# [Problem requirements]
Please print each record that follows precisely as it appears.

# [Record extracts]

<<<<

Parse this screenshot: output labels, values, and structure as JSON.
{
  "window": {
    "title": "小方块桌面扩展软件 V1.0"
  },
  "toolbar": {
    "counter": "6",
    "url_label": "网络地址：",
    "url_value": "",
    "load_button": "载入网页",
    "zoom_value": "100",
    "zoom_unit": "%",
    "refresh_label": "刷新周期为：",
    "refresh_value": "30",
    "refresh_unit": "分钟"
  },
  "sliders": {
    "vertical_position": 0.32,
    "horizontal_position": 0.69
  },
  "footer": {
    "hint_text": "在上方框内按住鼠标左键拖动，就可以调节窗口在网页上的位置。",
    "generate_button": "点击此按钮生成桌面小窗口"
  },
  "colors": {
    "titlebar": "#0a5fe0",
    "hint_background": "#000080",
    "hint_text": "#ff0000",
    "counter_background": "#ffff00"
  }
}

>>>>

# [Output for this exercise]
Parse this screenshot: output labels, values, and structure as JSON.
{
  "window": {
    "title": "小方块桌面扩展软件 V1.0"
  },
  "toolbar": {
    "counter": "6",
    "url_label": "网络地址：",
    "url_value": "",
    "load_button": "载入网页",
    "zoom_value": "100",
    "zoom_unit": "%",
    "refresh_label": "刷新周期为：",
    "refresh_value": "30",
    "refresh_unit": "分钟"
  },
  "sliders": {
    "vertical_position": 0.32,
    "horizontal_position": 0.69
  },
  "footer": {
    "hint_text": "在上方框内按住鼠标左键拖动，就可以调节窗口在网页上的位置。",
    "generate_button": "点击此按钮生成桌面小窗口"
  },
  "colors": {
    "titlebar": "#0a5fe0",
    "hint_background": "#000080",
    "hint_text": "#ff0000",
    "counter_background": "#ffff00"
  }
}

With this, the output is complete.